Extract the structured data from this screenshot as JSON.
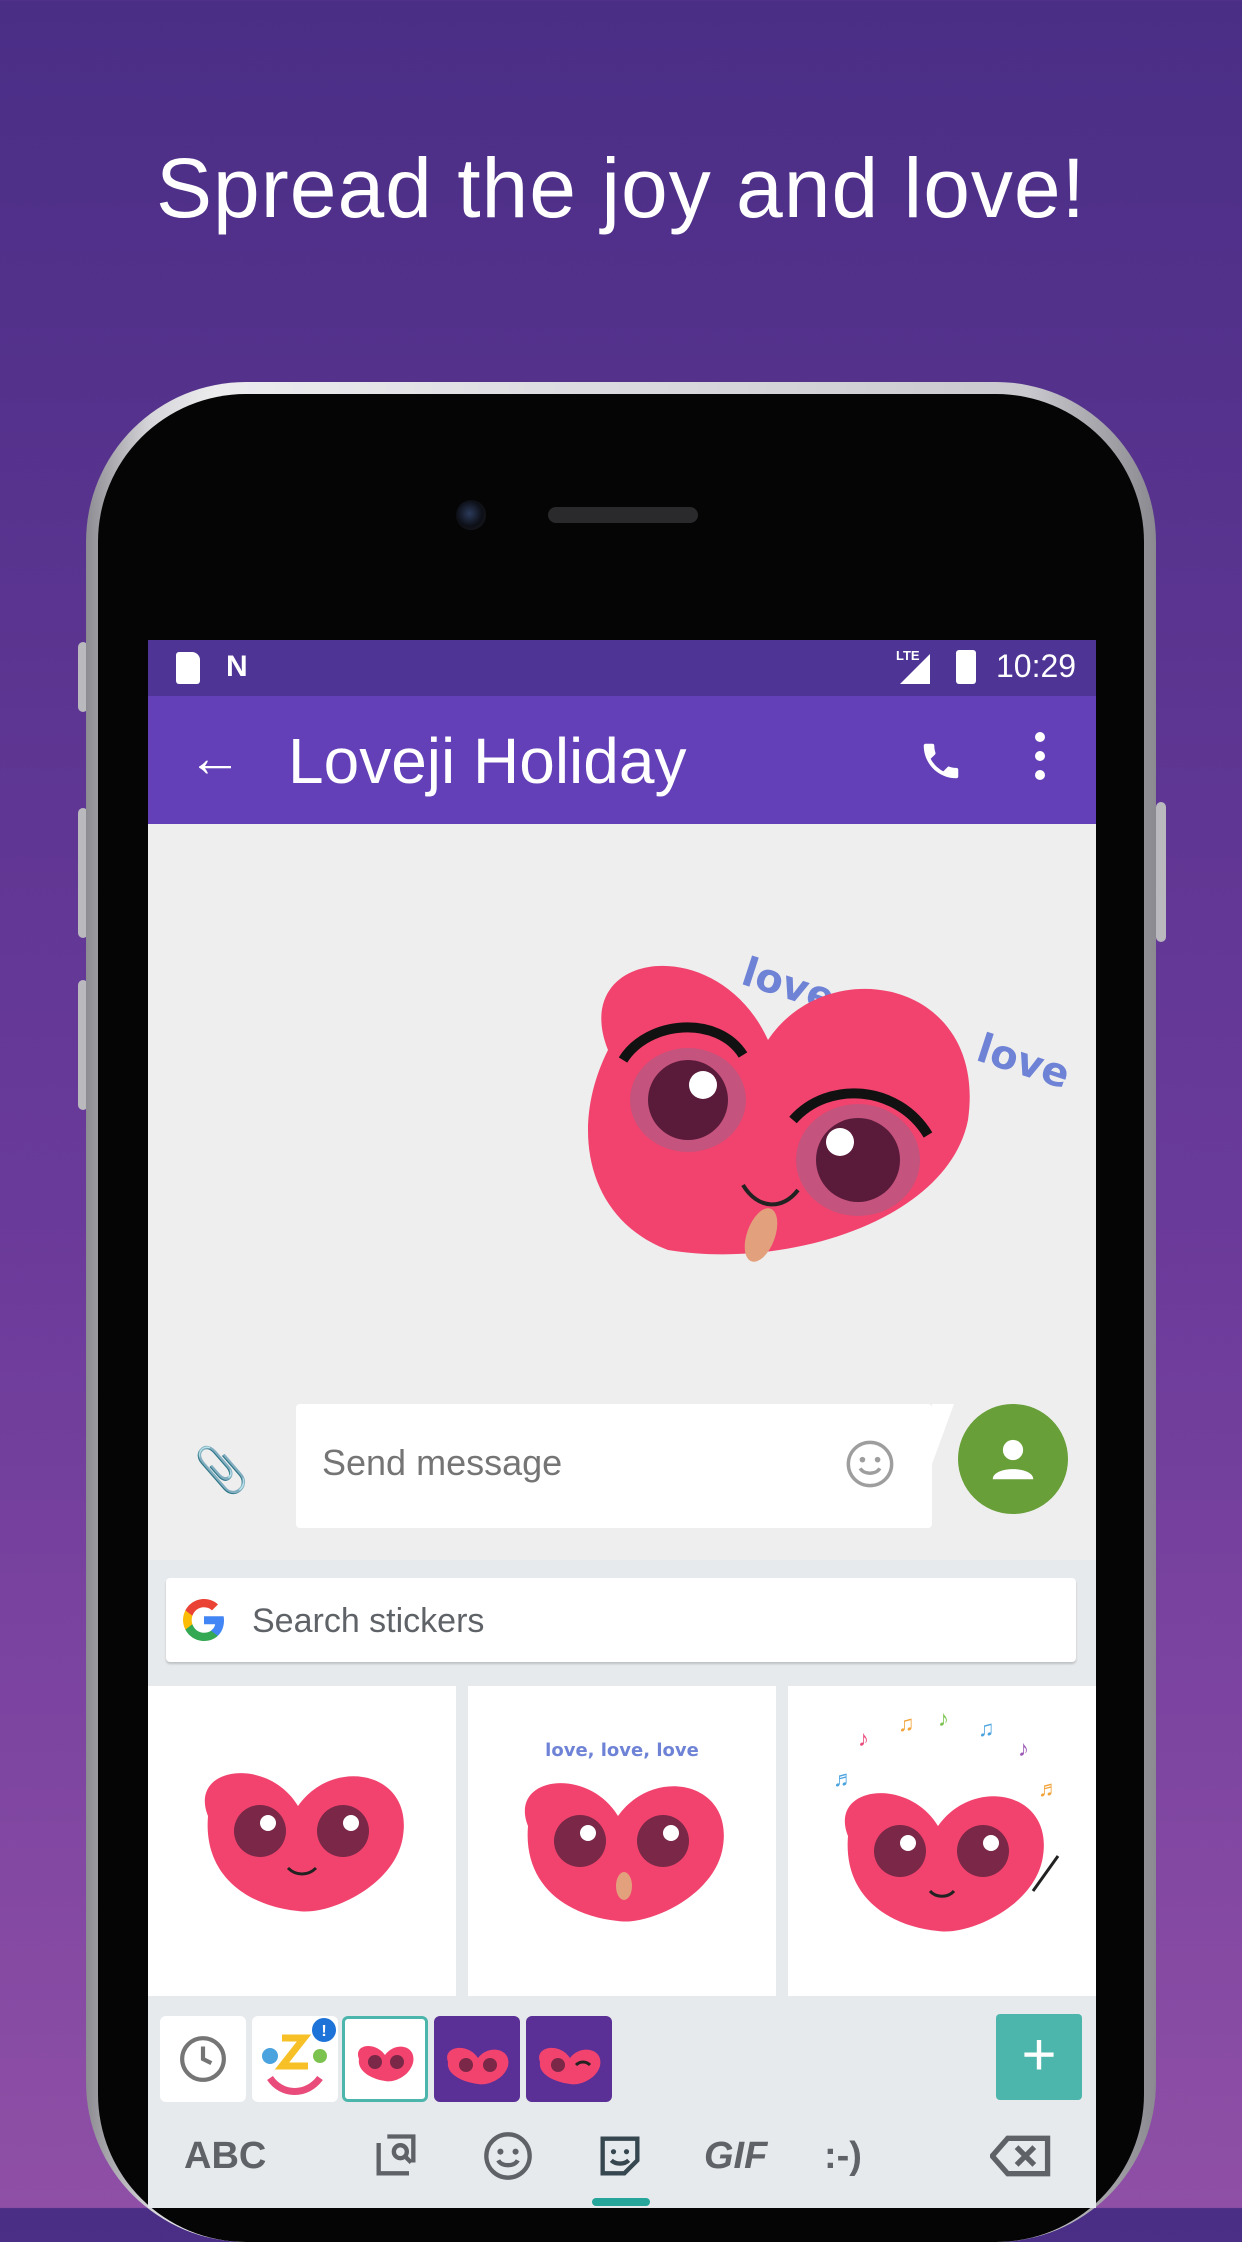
{
  "headline": "Spread the joy and love!",
  "status_bar": {
    "time": "10:29",
    "network": "LTE"
  },
  "app_bar": {
    "back_symbol": "←",
    "title": "Loveji Holiday"
  },
  "conversation": {
    "sticker_caption": "love, love, love"
  },
  "compose": {
    "placeholder": "Send message"
  },
  "keyboard": {
    "search_placeholder": "Search stickers",
    "grid_sticker_captions": [
      "",
      "love, love, love",
      ""
    ],
    "pack_badge": "!",
    "add_label": "+",
    "modes": {
      "abc": "ABC",
      "gif": "GIF",
      "emoticon": ":-)"
    }
  },
  "colors": {
    "background_top": "#4a2e86",
    "background_bottom": "#8f4fa6",
    "status_bar": "#4d3495",
    "app_bar": "#6340b8",
    "contact_button": "#689f38",
    "add_button": "#4db6ac",
    "active_tab": "#26a69a",
    "heart": "#f2436e"
  },
  "icons": [
    "back-arrow-icon",
    "phone-icon",
    "more-vert-icon",
    "sd-card-icon",
    "n-logo-icon",
    "signal-icon",
    "battery-icon",
    "attach-icon",
    "emoji-icon",
    "person-icon",
    "google-g-icon",
    "clock-icon",
    "keyboard-search-icon",
    "smiley-icon",
    "sticker-icon",
    "backspace-icon"
  ]
}
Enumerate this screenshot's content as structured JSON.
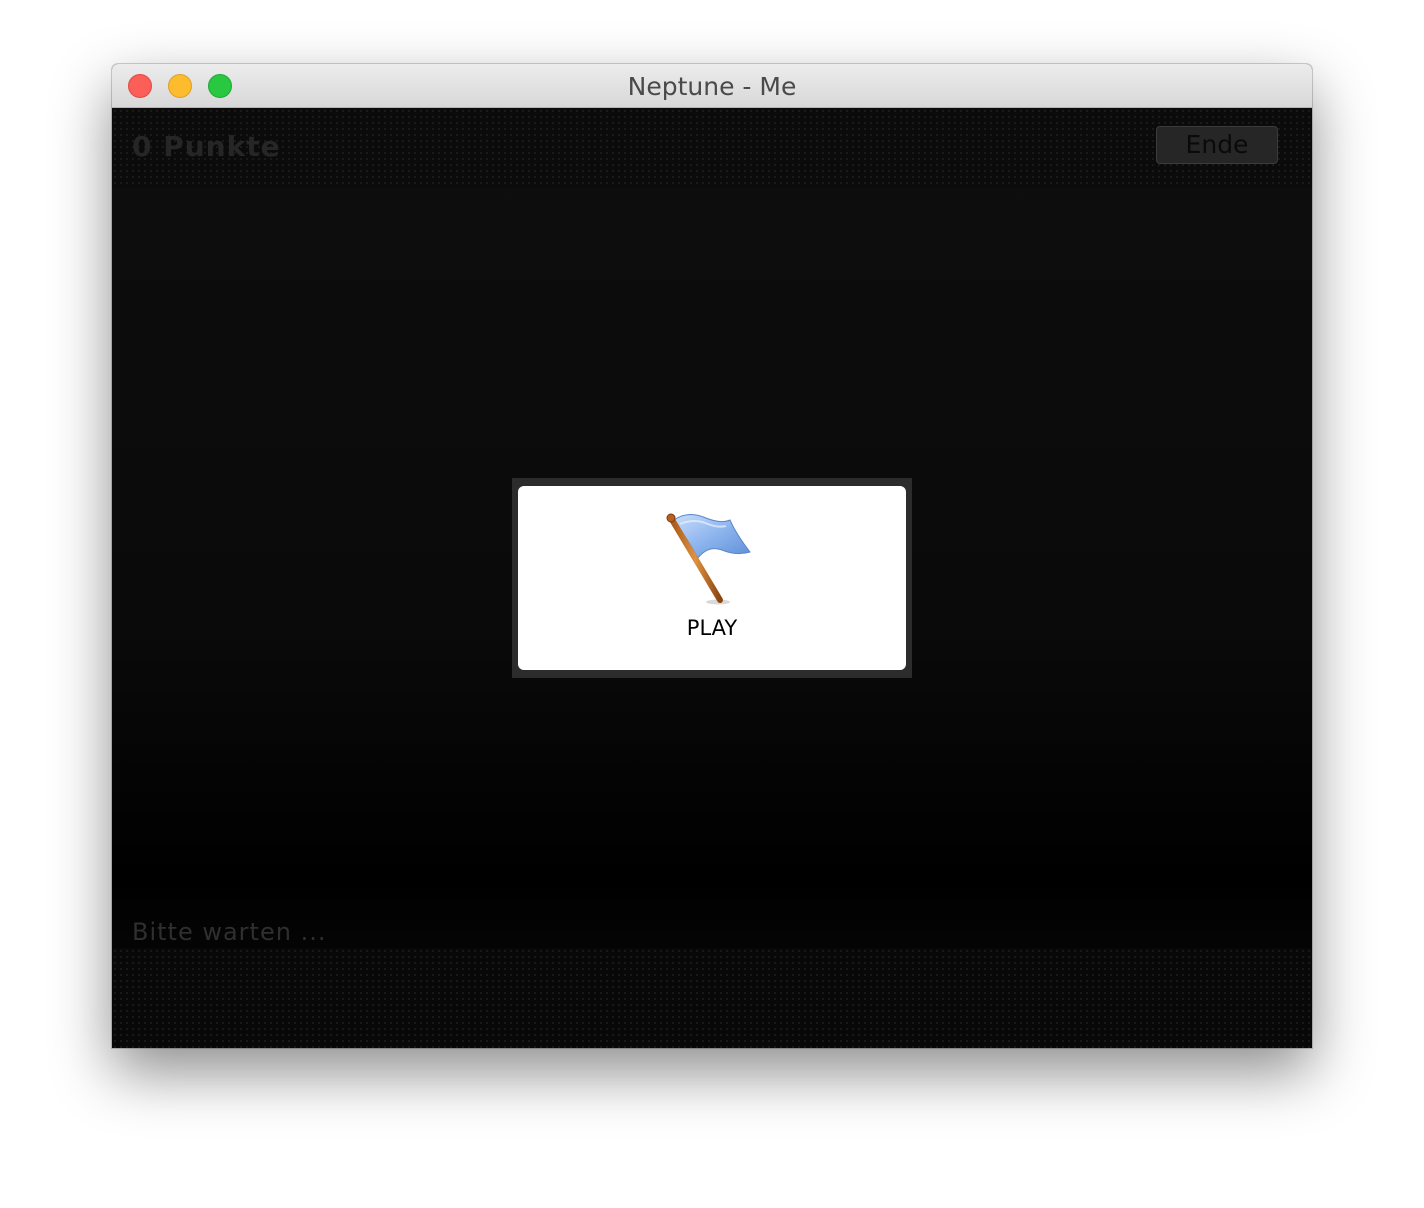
{
  "window": {
    "title": "Neptune - Me"
  },
  "header": {
    "score_label": "0 Punkte",
    "end_button_label": "Ende"
  },
  "dialog": {
    "play_label": "PLAY",
    "icon": "flag-icon"
  },
  "footer": {
    "status_text": "Bitte warten ..."
  },
  "colors": {
    "close": "#fc5f57",
    "minimize": "#fdbc2e",
    "maximize": "#29c841",
    "flag": "#8fb7ee"
  }
}
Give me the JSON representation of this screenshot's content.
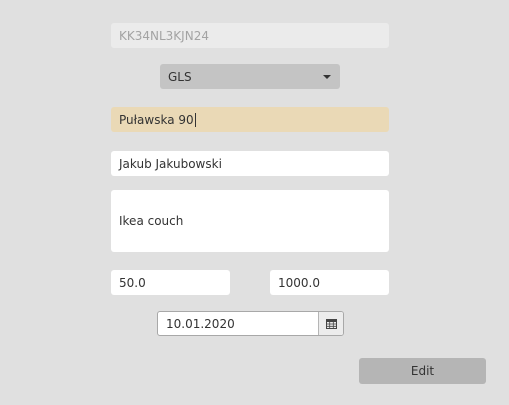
{
  "form": {
    "tracking_number": "KK34NL3KJN24",
    "carrier": {
      "selected": "GLS"
    },
    "address": "Puławska 90",
    "recipient": "Jakub Jakubowski",
    "description": "Ikea couch",
    "weight": "50.0",
    "value": "1000.0",
    "date": "10.01.2020",
    "calendar_icon": "calendar-icon",
    "dropdown_icon": "chevron-down-icon"
  },
  "actions": {
    "edit_label": "Edit"
  },
  "colors": {
    "background": "#e0e0e0",
    "focused_field": "#ead9b6",
    "disabled_field": "#ebebeb",
    "combo_box": "#c4c4c4",
    "button": "#b5b5b5"
  }
}
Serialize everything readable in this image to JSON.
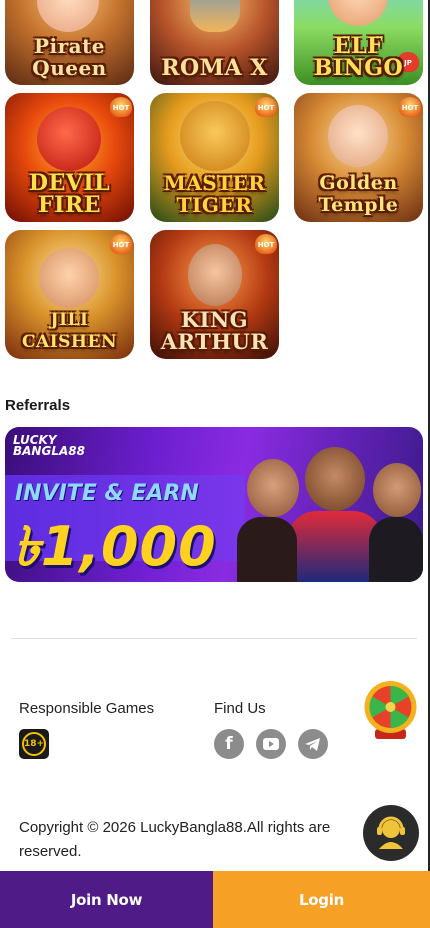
{
  "games": [
    {
      "title": "Pirate Queen",
      "hot": false
    },
    {
      "title": "ROMA X",
      "hot": false
    },
    {
      "title": "ELF BINGO",
      "hot": false,
      "badge": "JP"
    },
    {
      "title": "DEVIL FIRE",
      "hot": true
    },
    {
      "title": "MASTER TIGER",
      "hot": true
    },
    {
      "title": "Golden Temple",
      "hot": true
    },
    {
      "title": "JILI CAISHEN",
      "hot": true
    },
    {
      "title": "KING ARTHUR",
      "hot": true
    }
  ],
  "hot_label": "HOT",
  "referrals": {
    "title": "Referrals",
    "banner": {
      "logo_line1": "LUCKY",
      "logo_line2": "BANGLA88",
      "headline": "INVITE & EARN",
      "amount": "৳1,000"
    }
  },
  "footer": {
    "responsible_label": "Responsible Games",
    "age_badge": "18+",
    "find_us_label": "Find Us",
    "social_icons": [
      "facebook-icon",
      "youtube-icon",
      "telegram-icon"
    ],
    "copyright": "Copyright © 2026 LuckyBangla88.All rights are reserved."
  },
  "bottom_nav": {
    "join_label": "Join Now",
    "login_label": "Login"
  },
  "colors": {
    "join_bg": "#4e1b87",
    "login_bg": "#f6a126",
    "banner_purple": "#6d1fd0",
    "amount_yellow": "#ffd21f"
  }
}
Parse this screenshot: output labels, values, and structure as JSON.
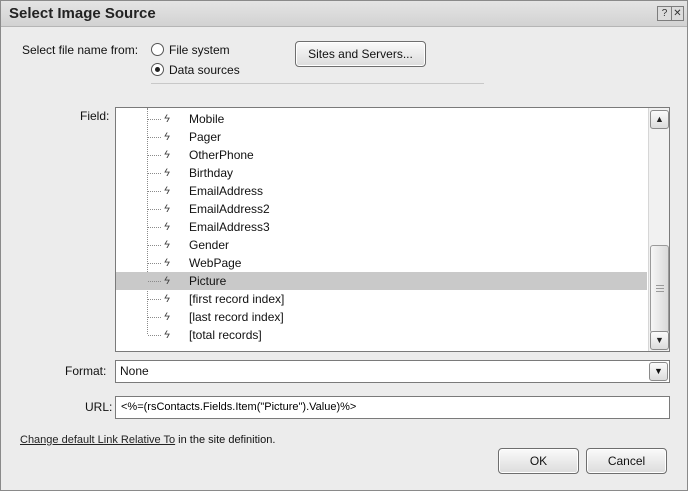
{
  "window": {
    "title": "Select Image Source",
    "help_glyph": "?",
    "close_glyph": "✕"
  },
  "source": {
    "label": "Select file name from:",
    "options": [
      "File system",
      "Data sources"
    ],
    "selected": "Data sources",
    "sites_button": "Sites and Servers..."
  },
  "field": {
    "label": "Field:",
    "items": [
      "Mobile",
      "Pager",
      "OtherPhone",
      "Birthday",
      "EmailAddress",
      "EmailAddress2",
      "EmailAddress3",
      "Gender",
      "WebPage",
      "Picture",
      "[first record index]",
      "[last record index]",
      "[total records]"
    ],
    "selected": "Picture",
    "field_icon": "lightning-bolt-icon"
  },
  "format": {
    "label": "Format:",
    "value": "None"
  },
  "url": {
    "label": "URL:",
    "value": "<%=(rsContacts.Fields.Item(\"Picture\").Value)%>"
  },
  "footer": {
    "link_text": "Change default Link Relative To",
    "suffix": " in the site definition."
  },
  "buttons": {
    "ok": "OK",
    "cancel": "Cancel"
  }
}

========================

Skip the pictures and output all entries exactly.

Extract the structured data from this screenshot as JSON.
{
  "headline": "Spread the joy and love!",
  "status_bar": {
    "time": "10:29",
    "network": "LTE"
  },
  "app_bar": {
    "back_symbol": "←",
    "title": "Loveji Holiday"
  },
  "conversation": {
    "sticker_caption": "love, love, love"
  },
  "compose": {
    "placeholder": "Send message"
  },
  "keyboard": {
    "search_placeholder": "Search stickers",
    "grid_sticker_captions": [
      "",
      "love, love, love",
      ""
    ],
    "pack_badge": "!",
    "add_label": "+",
    "modes": {
      "abc": "ABC",
      "gif": "GIF",
      "emoticon": ":-)"
    }
  },
  "colors": {
    "background_top": "#4a2e86",
    "background_bottom": "#8f4fa6",
    "status_bar": "#4d3495",
    "app_bar": "#6340b8",
    "contact_button": "#689f38",
    "add_button": "#4db6ac",
    "active_tab": "#26a69a",
    "heart": "#f2436e"
  },
  "icons": [
    "back-arrow-icon",
    "phone-icon",
    "more-vert-icon",
    "sd-card-icon",
    "n-logo-icon",
    "signal-icon",
    "battery-icon",
    "attach-icon",
    "emoji-icon",
    "person-icon",
    "google-g-icon",
    "clock-icon",
    "keyboard-search-icon",
    "smiley-icon",
    "sticker-icon",
    "backspace-icon"
  ]
}
Enumerate this screenshot's content as structured JSON.
{
  "window": {
    "title": "Neptune - Me"
  },
  "header": {
    "score_label": "0 Punkte",
    "end_button_label": "Ende"
  },
  "dialog": {
    "play_label": "PLAY",
    "icon": "flag-icon"
  },
  "footer": {
    "status_text": "Bitte warten ..."
  },
  "colors": {
    "close": "#fc5f57",
    "minimize": "#fdbc2e",
    "maximize": "#29c841",
    "flag": "#8fb7ee"
  }
}
Give me the JSON representation of this screenshot's content.
{
  "form": {
    "tracking_number": "KK34NL3KJN24",
    "carrier": {
      "selected": "GLS"
    },
    "address": "Puławska 90",
    "recipient": "Jakub Jakubowski",
    "description": "Ikea couch",
    "weight": "50.0",
    "value": "1000.0",
    "date": "10.01.2020",
    "calendar_icon": "calendar-icon",
    "dropdown_icon": "chevron-down-icon"
  },
  "actions": {
    "edit_label": "Edit"
  },
  "colors": {
    "background": "#e0e0e0",
    "focused_field": "#ead9b6",
    "disabled_field": "#ebebeb",
    "combo_box": "#c4c4c4",
    "button": "#b5b5b5"
  }
}
Serialize everything readable in this image to JSON.
{
  "games": [
    {
      "title": "Pirate Queen",
      "hot": false
    },
    {
      "title": "ROMA X",
      "hot": false
    },
    {
      "title": "ELF BINGO",
      "hot": false,
      "badge": "JP"
    },
    {
      "title": "DEVIL FIRE",
      "hot": true
    },
    {
      "title": "MASTER TIGER",
      "hot": true
    },
    {
      "title": "Golden Temple",
      "hot": true
    },
    {
      "title": "JILI CAISHEN",
      "hot": true
    },
    {
      "title": "KING ARTHUR",
      "hot": true
    }
  ],
  "hot_label": "HOT",
  "referrals": {
    "title": "Referrals",
    "banner": {
      "logo_line1": "LUCKY",
      "logo_line2": "BANGLA88",
      "headline": "INVITE & EARN",
      "amount": "৳1,000"
    }
  },
  "footer": {
    "responsible_label": "Responsible Games",
    "age_badge": "18+",
    "find_us_label": "Find Us",
    "social_icons": [
      "facebook-icon",
      "youtube-icon",
      "telegram-icon"
    ],
    "copyright": "Copyright © 2026 LuckyBangla88.All rights are reserved."
  },
  "bottom_nav": {
    "join_label": "Join Now",
    "login_label": "Login"
  },
  "colors": {
    "join_bg": "#4e1b87",
    "login_bg": "#f6a126",
    "banner_purple": "#6d1fd0",
    "amount_yellow": "#ffd21f"
  }
}
Parse this screenshot: output labels, values, and structure as JSON.
{
  "window": {
    "title": "Select Image Source",
    "help_glyph": "?",
    "close_glyph": "✕"
  },
  "source": {
    "label": "Select file name from:",
    "options": [
      "File system",
      "Data sources"
    ],
    "selected": "Data sources",
    "sites_button": "Sites and Servers..."
  },
  "field": {
    "label": "Field:",
    "items": [
      "Mobile",
      "Pager",
      "OtherPhone",
      "Birthday",
      "EmailAddress",
      "EmailAddress2",
      "EmailAddress3",
      "Gender",
      "WebPage",
      "Picture",
      "[first record index]",
      "[last record index]",
      "[total records]"
    ],
    "selected": "Picture",
    "field_icon": "lightning-bolt-icon"
  },
  "format": {
    "label": "Format:",
    "value": "None"
  },
  "url": {
    "label": "URL:",
    "value": "<%=(rsContacts.Fields.Item(\"Picture\").Value)%>"
  },
  "footer": {
    "link_text": "Change default Link Relative To",
    "suffix": " in the site definition."
  },
  "buttons": {
    "ok": "OK",
    "cancel": "Cancel"
  }
}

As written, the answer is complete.